Carbs in the Context of a Balanced Diet

Carbohydrates are essential for providing energy. However, the type and amount of carbs are crucial. I prioritize complex carbohydrates like whole grains and fiber because they digest slowly, providing a steady source of glucose. This is important for maintaining stable blood sugar levels and keeping hunger at bay. Aiming for a moderate carbohydrate intake that constitutes about 45-65% of daily calories can be effective. This typically translates to about 130 grams per day as a minimum, but individual needs vary, especially when targeting weight loss.

  • Examples of complex carbs: Whole wheat flour, oats, quinoa
  • Simpler carb sources to minimize: Cookies, candy, fruit juice

Choosing carbs wisely is as important as the quantity. It’s crucial to limit simple sugars found in desserts and sweetened beverages, as these can lead to spikes in blood glucose levels and may contribute to weight gain when consumed in excess.

Beyond Carbs: Fats and Proteins

While reducing carbs is often emphasized in a weight loss diet, fats and proteins are pivotal for satiety and overall health. Proteins are essential for muscle repair and growth. I include a source of good quality protein at each meal—eggs, milk, or fish are excellent options. It is recommended to consume about 0.8 to 1 gram of protein per kilogram of body weight daily, depending on activity level.

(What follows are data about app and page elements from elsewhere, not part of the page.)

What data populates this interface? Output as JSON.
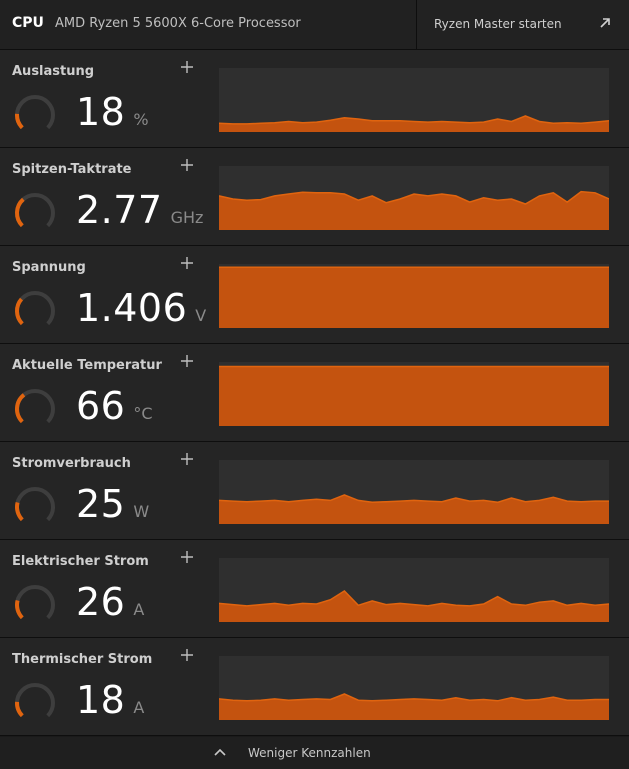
{
  "header": {
    "section": "CPU",
    "processor": "AMD Ryzen 5 5600X 6-Core Processor",
    "launch_button": "Ryzen Master starten"
  },
  "colors": {
    "accent": "#e0640f",
    "fill": "#c4530f",
    "track": "#3e3e3e"
  },
  "metrics": [
    {
      "name": "auslastung",
      "label": "Auslastung",
      "value": "18",
      "unit": "%",
      "gauge_level": 0.18,
      "graph": [
        0.14,
        0.13,
        0.13,
        0.14,
        0.15,
        0.17,
        0.15,
        0.16,
        0.19,
        0.23,
        0.21,
        0.18,
        0.18,
        0.18,
        0.17,
        0.16,
        0.17,
        0.16,
        0.15,
        0.16,
        0.21,
        0.17,
        0.26,
        0.17,
        0.14,
        0.15,
        0.14,
        0.16,
        0.18
      ]
    },
    {
      "name": "spitzen-taktrate",
      "label": "Spitzen-Taktrate",
      "value": "2.77",
      "unit": "GHz",
      "gauge_level": 0.35,
      "graph": [
        0.55,
        0.5,
        0.48,
        0.49,
        0.55,
        0.58,
        0.61,
        0.6,
        0.6,
        0.58,
        0.48,
        0.55,
        0.44,
        0.5,
        0.58,
        0.55,
        0.58,
        0.55,
        0.45,
        0.52,
        0.48,
        0.5,
        0.42,
        0.55,
        0.6,
        0.45,
        0.62,
        0.6,
        0.5
      ]
    },
    {
      "name": "spannung",
      "label": "Spannung",
      "value": "1.406",
      "unit": "V",
      "gauge_level": 0.32,
      "graph": [
        0.98,
        0.98,
        0.98,
        0.98,
        0.98,
        0.98,
        0.98,
        0.98,
        0.98,
        0.98,
        0.98,
        0.98,
        0.98,
        0.98,
        0.98,
        0.98,
        0.98,
        0.98,
        0.98,
        0.98,
        0.98,
        0.98,
        0.98,
        0.98,
        0.98,
        0.98,
        0.98,
        0.98,
        0.98
      ]
    },
    {
      "name": "aktuelle-temperatur",
      "label": "Aktuelle Temperatur",
      "value": "66",
      "unit": "°C",
      "gauge_level": 0.36,
      "graph": [
        0.96,
        0.96,
        0.96,
        0.96,
        0.96,
        0.96,
        0.96,
        0.96,
        0.96,
        0.96,
        0.96,
        0.96,
        0.96,
        0.96,
        0.96,
        0.96,
        0.96,
        0.96,
        0.96,
        0.96,
        0.96,
        0.96,
        0.96,
        0.96,
        0.96,
        0.96,
        0.96,
        0.96,
        0.96
      ]
    },
    {
      "name": "stromverbrauch",
      "label": "Stromverbrauch",
      "value": "25",
      "unit": "W",
      "gauge_level": 0.22,
      "graph": [
        0.38,
        0.37,
        0.36,
        0.37,
        0.38,
        0.36,
        0.38,
        0.4,
        0.38,
        0.47,
        0.38,
        0.35,
        0.36,
        0.37,
        0.38,
        0.37,
        0.36,
        0.42,
        0.37,
        0.38,
        0.35,
        0.42,
        0.36,
        0.38,
        0.43,
        0.37,
        0.36,
        0.37,
        0.37
      ]
    },
    {
      "name": "elektrischer-strom",
      "label": "Elektrischer Strom",
      "value": "26",
      "unit": "A",
      "gauge_level": 0.22,
      "graph": [
        0.3,
        0.28,
        0.26,
        0.28,
        0.3,
        0.27,
        0.3,
        0.29,
        0.36,
        0.5,
        0.27,
        0.34,
        0.28,
        0.3,
        0.28,
        0.26,
        0.3,
        0.27,
        0.26,
        0.29,
        0.41,
        0.29,
        0.27,
        0.32,
        0.34,
        0.27,
        0.3,
        0.27,
        0.29
      ]
    },
    {
      "name": "thermischer-strom",
      "label": "Thermischer Strom",
      "value": "18",
      "unit": "A",
      "gauge_level": 0.18,
      "graph": [
        0.34,
        0.32,
        0.31,
        0.32,
        0.34,
        0.32,
        0.33,
        0.34,
        0.33,
        0.42,
        0.32,
        0.31,
        0.32,
        0.33,
        0.34,
        0.33,
        0.32,
        0.36,
        0.32,
        0.33,
        0.31,
        0.36,
        0.32,
        0.33,
        0.37,
        0.32,
        0.32,
        0.33,
        0.33
      ]
    }
  ],
  "footer": {
    "label": "Weniger Kennzahlen"
  }
}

As for fats, I’m conscious of including healthy fats in moderation. These help with the absorption of fat-soluble vitamins and provide essential fatty acids. Unsaturated fats from sources like avocados, nuts, and olive oil are beneficial, while I limit saturated fats found in certain meats and high-fat dairy products.

  • Healthy fats: Avocados, nuts, olive oil
  • Saturated fats to limit: High-fat cuts of meat, full-fat dairy products

In summary, a balanced approach to macronutrients supports weight loss while promoting overall health. By monitoring the intake of carbs, fats, and proteins, I ensure that my diet is not just about losing weight but about nourishing my body effectively.

Frequently Asked Questions

Understanding the right amount of carbohydrates to consume for weight loss can be challenging. I’m focusing on frequently asked questions to provide clarity on carbohydrate intake that may facilitate weight loss.

What is the recommended carbohydrate intake for women aiming to lose weight?

My research indicates that for women aiming to lose weight, a moderate carbohydrate intake of about 100 to 150 grams per day may be effective. However, this can vary based on individual metabolism, activity level, and overall dietary choices.

Can a daily intake of 50 grams of carbohydrates promote weight loss?

Yes, a daily intake of 50 grams of carbohydrates may promote weight loss, particularly in the context of a ketogenic or low-carb diet, as it may encourage the body to use fat as its primary source of energy.

What are some healthy carbohydrate options that support weight loss efforts?

Healthy carbohydrate options that support weight loss efforts include non-starchy vegetables, low-sugar fruits, legumes, and whole grains. These foods are high in fiber and nutrients, which can aid in satiety and overall wellness.

How does carb intake on the ketogenic diet differ from traditional weight loss diets?

The carb intake on the ketogenic diet is significantly lower than traditional weight loss diets, often ranging between 20 to 50 grams per day. This low level aims to induce ketosis, a state where the body burns fat for fuel instead of carbohydrates.

Is consuming 200 grams of carbohydrates per day excessive when trying to lose weight?

Consuming 200 grams of carbohydrates per day may be excessive for some individuals trying to lose weight, especially if these carbs are not coming from fiber-rich and nutrient-dense sources.

How can I determine the optimal amount of daily carbs for my personal weight loss goals?

To determine the optimal amount of daily carbs for personal weight loss goals, I recommend consulting with a healthcare professional or a registered dietitian. They can provide personalized advice based on one’s health status, weight loss objectives, and dietary preferences.